Strings have a way of twisting the knife. It feels like cheating to add them to songs that are already emotional, but sometimes it’s exactly what’s needed. I grew up playing the violin and listening to Motown and pop from the 60s and 70s, so a lot of what I draw from comes from those eras. Those devastating strings in ‘Without You’ by Harry Nilsson were particularly influential on ‘Can’t Find A Way’. My friend Ari Balouzian, who produced this album, is an excellent string player and we recorded a lot of the arrangements live together.
In ‘The Balance’ and ‘My Own Time’, there are declarative moments that evoke a sense of speaking to the universe, yet also to the listener in intimate privacy; these relations are underlined by the shared humanity of existence which comes through in ‘Under The Moon’. Do you find it challenging to navigate the vulnerability of your craft and the knowledge that it will be experienced by the public?
The longer I’m alive, the more I realize how deeply normal all of my feelings are. Insecurity, jealousy, abandonment—so unoriginal! Embracing this has made me more confident in sharing these emotions in music. I’m not as concerned as I used to be with how they reflect on me personally, because I know there’s some universality to it all.
Do you mind sharing which track you feel personally and emotionally closest to, and why?
‘Bomb Shelter Comatose’ hits the hardest. It’s about when things are “good enough,” and how that state can define the way we live our lives. I feel particularly susceptible to accepting the status quo and it freaks me out. I’m constantly fighting off the scarcity mindset that leads me to accepting the bird in the hand.
One last question for fun: if you could score a film from the past, which one would you pick and why?
Fargo is one of my favorites. The balance of complicated characters, humour, darkness, and absurdity together really does it for me. I’d love to soundtrack that movie in the way that Aimee Mann’s songs are the musical bed for Paul Thomas Anderson’s Magnolia, another film I adore. That would be a dream.
With the exhilarating launch of Newfound Oxygen, what’s next for Steady Holiday/Dre?

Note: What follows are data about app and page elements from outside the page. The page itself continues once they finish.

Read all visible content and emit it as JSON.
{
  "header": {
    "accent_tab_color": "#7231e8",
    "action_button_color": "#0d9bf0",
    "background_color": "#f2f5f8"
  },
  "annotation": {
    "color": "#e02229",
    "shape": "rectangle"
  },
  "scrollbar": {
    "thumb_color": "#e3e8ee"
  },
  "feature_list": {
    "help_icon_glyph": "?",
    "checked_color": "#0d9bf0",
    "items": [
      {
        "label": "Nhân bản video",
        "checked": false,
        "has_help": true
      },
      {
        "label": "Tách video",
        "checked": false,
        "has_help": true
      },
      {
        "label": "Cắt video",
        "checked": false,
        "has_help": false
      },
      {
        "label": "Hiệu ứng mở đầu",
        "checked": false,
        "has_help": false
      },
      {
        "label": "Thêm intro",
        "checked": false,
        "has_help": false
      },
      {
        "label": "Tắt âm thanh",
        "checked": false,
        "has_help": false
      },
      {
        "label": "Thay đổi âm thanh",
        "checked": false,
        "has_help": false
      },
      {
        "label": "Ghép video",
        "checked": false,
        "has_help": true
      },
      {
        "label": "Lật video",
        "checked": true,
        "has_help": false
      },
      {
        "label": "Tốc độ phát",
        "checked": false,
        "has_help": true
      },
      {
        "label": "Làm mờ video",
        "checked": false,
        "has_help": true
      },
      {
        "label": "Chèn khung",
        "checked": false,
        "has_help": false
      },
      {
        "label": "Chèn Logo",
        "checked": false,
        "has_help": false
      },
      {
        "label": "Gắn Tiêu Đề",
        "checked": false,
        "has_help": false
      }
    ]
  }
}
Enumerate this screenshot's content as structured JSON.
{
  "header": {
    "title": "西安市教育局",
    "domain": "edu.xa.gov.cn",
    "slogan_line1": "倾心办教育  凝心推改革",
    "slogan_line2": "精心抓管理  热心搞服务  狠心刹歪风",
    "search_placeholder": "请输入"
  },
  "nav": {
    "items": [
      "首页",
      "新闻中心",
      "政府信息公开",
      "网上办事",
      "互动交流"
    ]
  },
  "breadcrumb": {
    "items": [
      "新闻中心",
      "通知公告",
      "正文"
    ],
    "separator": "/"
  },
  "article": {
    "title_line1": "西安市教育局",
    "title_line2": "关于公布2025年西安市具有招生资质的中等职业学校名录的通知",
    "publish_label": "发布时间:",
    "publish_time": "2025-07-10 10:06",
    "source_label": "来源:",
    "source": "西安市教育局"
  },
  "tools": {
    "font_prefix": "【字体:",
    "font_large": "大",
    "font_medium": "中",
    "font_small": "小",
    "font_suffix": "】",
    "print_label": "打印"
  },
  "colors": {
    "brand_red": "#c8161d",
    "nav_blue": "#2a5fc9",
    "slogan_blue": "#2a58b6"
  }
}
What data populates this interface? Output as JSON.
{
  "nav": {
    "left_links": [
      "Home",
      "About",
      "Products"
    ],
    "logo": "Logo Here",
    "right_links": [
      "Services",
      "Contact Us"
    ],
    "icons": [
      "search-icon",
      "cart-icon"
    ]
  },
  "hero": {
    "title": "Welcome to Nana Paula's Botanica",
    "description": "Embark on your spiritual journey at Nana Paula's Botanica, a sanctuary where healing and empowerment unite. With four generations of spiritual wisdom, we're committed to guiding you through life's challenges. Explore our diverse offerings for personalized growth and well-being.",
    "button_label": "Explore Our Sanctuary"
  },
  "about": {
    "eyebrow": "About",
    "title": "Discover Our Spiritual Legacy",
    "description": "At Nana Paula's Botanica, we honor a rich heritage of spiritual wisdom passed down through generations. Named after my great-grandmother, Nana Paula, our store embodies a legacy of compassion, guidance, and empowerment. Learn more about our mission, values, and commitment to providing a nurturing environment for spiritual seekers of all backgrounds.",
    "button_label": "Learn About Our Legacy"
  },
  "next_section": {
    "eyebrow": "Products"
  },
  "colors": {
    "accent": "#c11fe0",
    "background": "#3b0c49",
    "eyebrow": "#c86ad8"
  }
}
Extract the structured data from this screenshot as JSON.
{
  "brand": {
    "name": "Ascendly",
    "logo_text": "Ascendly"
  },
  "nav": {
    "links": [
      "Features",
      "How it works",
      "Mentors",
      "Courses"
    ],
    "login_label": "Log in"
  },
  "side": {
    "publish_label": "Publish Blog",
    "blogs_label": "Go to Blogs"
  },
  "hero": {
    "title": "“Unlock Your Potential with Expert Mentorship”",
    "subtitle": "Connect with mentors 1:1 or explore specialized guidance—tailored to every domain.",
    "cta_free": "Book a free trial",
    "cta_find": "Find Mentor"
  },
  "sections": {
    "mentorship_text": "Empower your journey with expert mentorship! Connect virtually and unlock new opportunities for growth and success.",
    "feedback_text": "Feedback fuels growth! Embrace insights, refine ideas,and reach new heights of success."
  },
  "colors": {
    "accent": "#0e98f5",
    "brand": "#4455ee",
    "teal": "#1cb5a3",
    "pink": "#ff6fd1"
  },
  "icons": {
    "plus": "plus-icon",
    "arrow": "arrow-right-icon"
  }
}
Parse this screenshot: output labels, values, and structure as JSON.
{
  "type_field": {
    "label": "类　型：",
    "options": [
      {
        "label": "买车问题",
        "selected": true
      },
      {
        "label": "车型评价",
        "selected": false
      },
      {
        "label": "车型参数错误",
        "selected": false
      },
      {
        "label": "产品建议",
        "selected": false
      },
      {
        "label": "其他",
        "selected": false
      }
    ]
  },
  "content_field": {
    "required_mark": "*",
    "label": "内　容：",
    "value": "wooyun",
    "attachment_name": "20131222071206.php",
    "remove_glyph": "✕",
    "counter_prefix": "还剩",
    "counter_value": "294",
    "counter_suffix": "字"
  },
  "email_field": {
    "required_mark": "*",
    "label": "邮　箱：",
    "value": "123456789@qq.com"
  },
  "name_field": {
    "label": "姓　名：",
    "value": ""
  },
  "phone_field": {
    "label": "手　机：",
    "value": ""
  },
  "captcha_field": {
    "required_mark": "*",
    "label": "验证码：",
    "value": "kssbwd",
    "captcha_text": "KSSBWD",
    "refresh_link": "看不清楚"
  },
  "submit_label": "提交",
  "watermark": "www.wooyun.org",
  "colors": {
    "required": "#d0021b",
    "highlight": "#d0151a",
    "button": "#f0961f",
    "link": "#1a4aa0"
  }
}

I’m working on making the live show more dynamic to be more than a straightforward concert. I don’t know what that means just yet, but that’s the intention! I’d also like to make an album that is distinctly rhythm-based from start to finish, which is something I haven’t done before. I’m active on Instagram, so that’s the place to stay updated with whatever these things end up being.